But first, scientists will need to determine if companies and nations can bring those deposits up to the surface without harming the environment or human communities in the process—and in large enough quantities to meet growing global energy demands.
Templeton and her colleagues will conduct experiments in the lab and then hundreds of meters below the Earth’s surface to see if they can nudge the planet to make more hydrogen than it normally does.
“We’re trying to do this in a way that is as close to how the natural subsurface system behaves as possible,” Templeton said.
The team includes Eric Ellison, a research scientist at CU Boulder, and researchers Peter Kelemen and James Leong from Columbia University; Eric Boyd at Montana State University; Juerg Matter at the University of Southampton in the United Kingdom; and the start-up company Eden GeoPower.
"This project allows us to test our understanding of the chemical reactions that produce hydrogen,” Ellison said. “If we can accelerate these reactions underground, we can turn rocks into a clean and abundant energy resource.”
Geologists aren’t the only ones hunting for hydrogen, Templeton added.
Engineers, for example, have succeeded in using solar or wind power to split molecules of water into oxygen and hydrogen gas—so-called “green” hydrogen. The growing global demand for hydrogen, however, has inspired scientists to also look below Earth’s surface.
Geologists have long suspected that deposits of hydrogen gas lay hidden underground. But recent research has hinted that there may be a lot more of it than once thought. One 2022 report from the U.S. Geological Survey suggested that there may be enough geologic hydrogen below the ground to supply humanity’s need for liquid fuel for hundreds of years.
Templeton, who has worked extensively in Oman and other locales around the world, is an expert on these dark and often overlooked environments. Her research, for example, has helped to reveal that Earth’s subsurface expanses aren’t dead and sterile, but are often teaming with life—filled with communities of bacteria and other single-celled organisms that feed off supplies of those same traces of hydrogen.
“We’ve gone to these environments on Earth where water is naturally circulating through these iron-rich minerals,” Templeton said. “We've studied how hydrogen is produced right in those environments.”
She suspects scientists may be able to give those environments a big boost.
To find out, the researchers will drill boreholes and inject water into formations of a type of iron-rich rock called peridotites—potentially kick-starting chemical reactions to make even more hydrogen.
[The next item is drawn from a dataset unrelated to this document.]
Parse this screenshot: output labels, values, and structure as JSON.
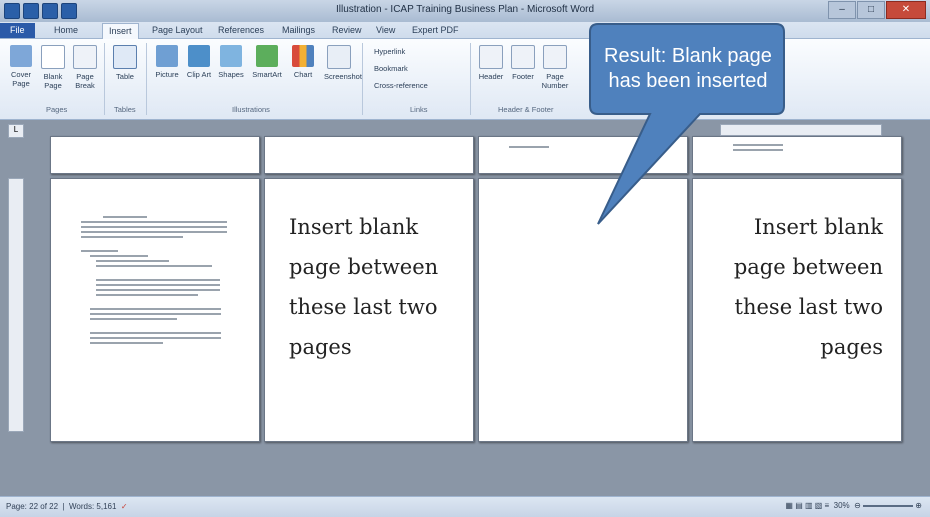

The group will simultaneously try to prevent bacteria living underground from eating up the supplies of new gas.
Anne Sheehan, chair of geological sciences, noted that the project is a showcase for the department’s research that has real-world impacts for people living in Colorado and beyond.
“Dr. Templeton’s pioneering project not only has the potential to unlock a vast source of clean sustainable energy but also perfectly aligns with our department's vision for the future—a future where science and innovation combine to harness the Earth's natural resources responsibly and usher in a new era of sustainable energy for generations to come,” Sheehan said.
Throughout the study, Templeton and her colleagues will carefully monitor their results to make sure that these reactions don’t lead to any unintended consequences.
“We want to find a way to make clean energy, but we also don't want to create other environmental impacts,” Templeton said. “We’re asking: Is geologic hydrogen really a viable source of energy, and if it is, how can we go about continuously producing it?”